As discussed above, the Whiteboard component enforces an ownership rule on all resources such that you can only pass resources that you own. This allows data integrity and consistency of shared information, but at times may prevent users from being able to accomplish needed tasks. Consider the scenario that unit BC 10 is in the Operations sector and is being moved to a Rehab sector, but the Operations Chief's machine is offline or destroyed. In this case, the Rehab chief cannot take BC 10 since he does not own the unit, but due to the circumstances, the Operations Chief cannot pass the unit to the Rehab sector. For cases such as this, e.ICS has an override feature to allow the user to “override” a resource by taking ownership of it. Continuing the example, the Operations Chief would override BC 10 and move the unit to the correct sector. Every e.ICS client will receive the override message and update their views accordingly. Any resource including sectors and roles can be overridden using the Override button.
Each resource has a property which stores the last override timestamp and each e.ICS client has a table of overridden resources which maps resource id to the last override timestamp seen. This table is updated in the digestion of whiteboard data by processing the override resource messages. This table therefore contains the latest override time seen for each resource. When the whiteboard refreshes itself through the Paint Event, it calls Draw() on each resource. One of the arguments passed into Draw() is this override table. Before each resource is drawn, a check occurs to make sure that the resource's last override time is the same or later than the last override time listed in the table. If so, the resource is drawn to the screen; if not and the last override time of the resource is before the last override time listed in the table, this means the resource has been overridden. If the local client is the owner of the overridden resource, it is removed from the owned resource list since it has been overridden and is now owned by another user. If the local client is not the owner, the resource is simply not drawn to the screen since it is out of data and will eventually be removed by its owner.
It should now be appreciated that a incident command system according to the invention includes a command post having a computer to store incident data operated by an incident commander, the computer includes a database for storing the incident data locally within the computer and an interface, connected to the computer, to connect the computer with other computers to replicate the database with the other computers to share the incident data with other collaborative computers, wherein the database comprises incident data from multiple users, each multiple user incident data having an individual time stamp that is related in time with each other individual time stamp; and a portable electronic command board includes a computer for inputting incident data with a local database for storing incident data locally within the computer; and an interface, connected to the computer, to connect the computer with the command post computer to replicate the database on the computer with the database on the command post computer to share the database with other collaborative computers, wherein each change to incident data by a user is pushed to the other collaborative computers. The latter provides a command system that can grow in complexity with the incident type as various responders assist in the response to the incident.

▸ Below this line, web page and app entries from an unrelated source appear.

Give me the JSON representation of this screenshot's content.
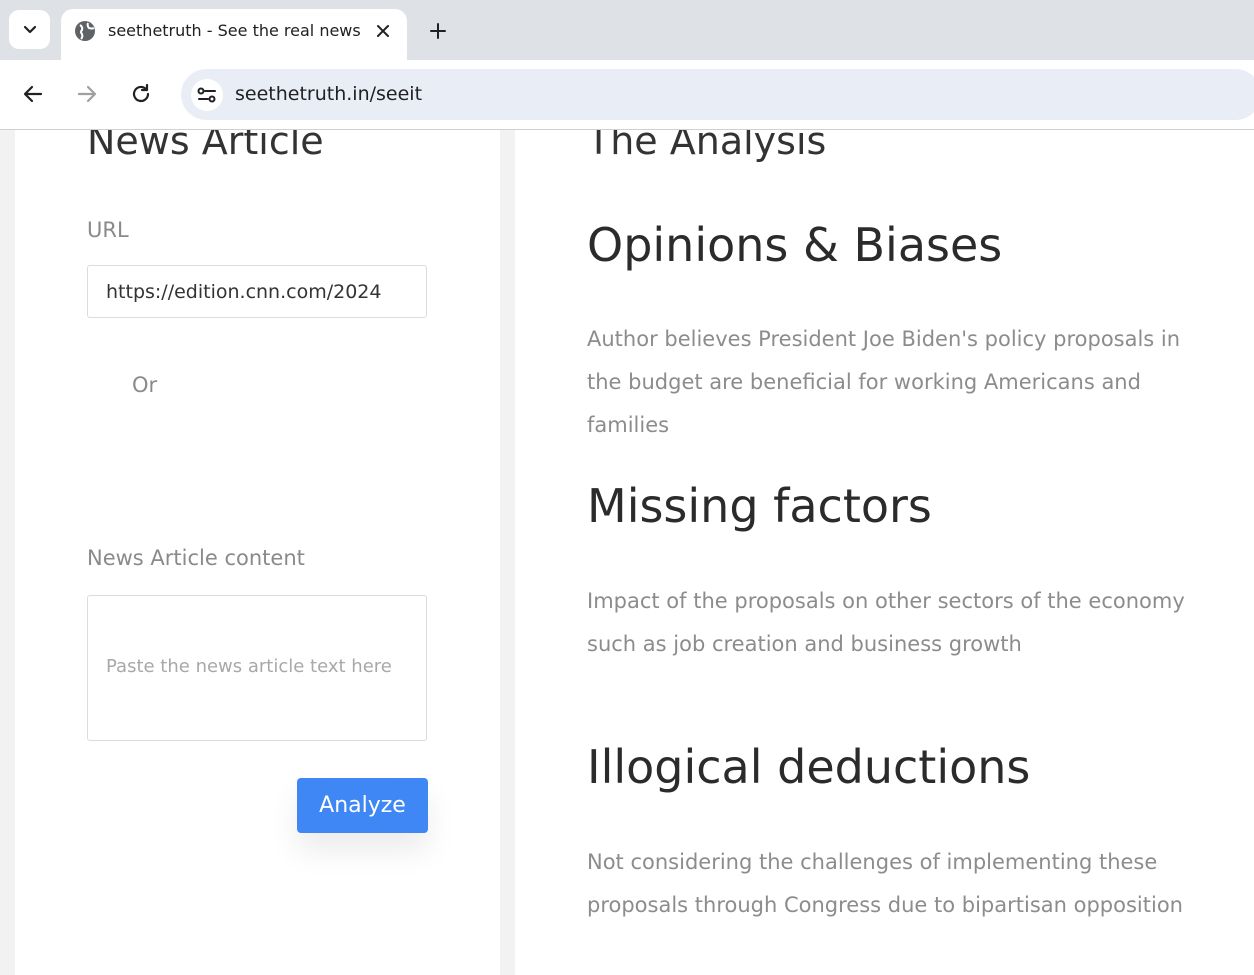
{
  "browser": {
    "tab_title": "seethetruth - See the real news",
    "url": "seethetruth.in/seeit"
  },
  "form": {
    "title": "News Article",
    "url_label": "URL",
    "url_value": "https://edition.cnn.com/2024",
    "or_label": "Or",
    "content_label": "News Article content",
    "content_placeholder": "Paste the news article text here",
    "analyze_label": "Analyze"
  },
  "analysis": {
    "title": "The Analysis",
    "sections": [
      {
        "heading": "Opinions & Biases",
        "text": "Author believes President Joe Biden's policy proposals in the budget are beneficial for working Americans and families"
      },
      {
        "heading": "Missing factors",
        "text": "Impact of the proposals on other sectors of the economy such as job creation and business growth"
      },
      {
        "heading": "Illogical deductions",
        "text": "Not considering the challenges of implementing these proposals through Congress due to bipartisan opposition"
      }
    ]
  },
  "colors": {
    "accent": "#3f87f5",
    "chrome_bg": "#dee1e6",
    "omnibox_bg": "#e9edf6"
  }
}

Having described the preferred embodiments of the invention, it will now become apparent to one of ordinary skill in the art that other embodiments incorporating their concepts may be used. It is felt therefore that these embodiments should not be limited to disclosed embodiments but rather should be limited only by the spirit and scope of the appended claims.